## EXERCISE DETAILS
If a line in the data has the string "Jackson", please show it.

DATA FOR THE TASK below:

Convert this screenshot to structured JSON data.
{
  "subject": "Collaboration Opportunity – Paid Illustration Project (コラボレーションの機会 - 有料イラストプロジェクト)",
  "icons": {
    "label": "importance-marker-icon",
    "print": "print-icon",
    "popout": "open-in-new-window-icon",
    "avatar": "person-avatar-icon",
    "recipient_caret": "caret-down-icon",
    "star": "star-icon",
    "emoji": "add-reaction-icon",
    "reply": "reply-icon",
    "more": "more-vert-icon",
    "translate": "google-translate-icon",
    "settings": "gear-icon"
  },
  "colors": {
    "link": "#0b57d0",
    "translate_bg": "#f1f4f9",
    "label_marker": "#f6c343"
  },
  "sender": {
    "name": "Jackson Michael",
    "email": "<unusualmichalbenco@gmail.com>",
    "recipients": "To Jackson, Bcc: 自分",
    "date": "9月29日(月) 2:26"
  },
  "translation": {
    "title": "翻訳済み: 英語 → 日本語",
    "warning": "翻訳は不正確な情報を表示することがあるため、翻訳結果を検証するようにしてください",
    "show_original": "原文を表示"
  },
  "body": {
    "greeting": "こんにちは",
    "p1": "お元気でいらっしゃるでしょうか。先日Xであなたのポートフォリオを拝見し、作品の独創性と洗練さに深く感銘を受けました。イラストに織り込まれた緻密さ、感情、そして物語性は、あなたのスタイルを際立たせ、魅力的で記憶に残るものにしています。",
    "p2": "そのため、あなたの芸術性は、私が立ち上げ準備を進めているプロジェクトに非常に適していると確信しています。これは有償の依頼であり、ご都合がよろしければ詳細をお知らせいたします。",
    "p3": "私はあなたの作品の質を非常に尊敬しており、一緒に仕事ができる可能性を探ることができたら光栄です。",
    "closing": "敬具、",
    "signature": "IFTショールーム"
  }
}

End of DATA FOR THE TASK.

## SOLUTION FOR THIS EXERCISE
    "name": "Jackson Michael",
    "recipients": "To Jackson, Bcc: 自分",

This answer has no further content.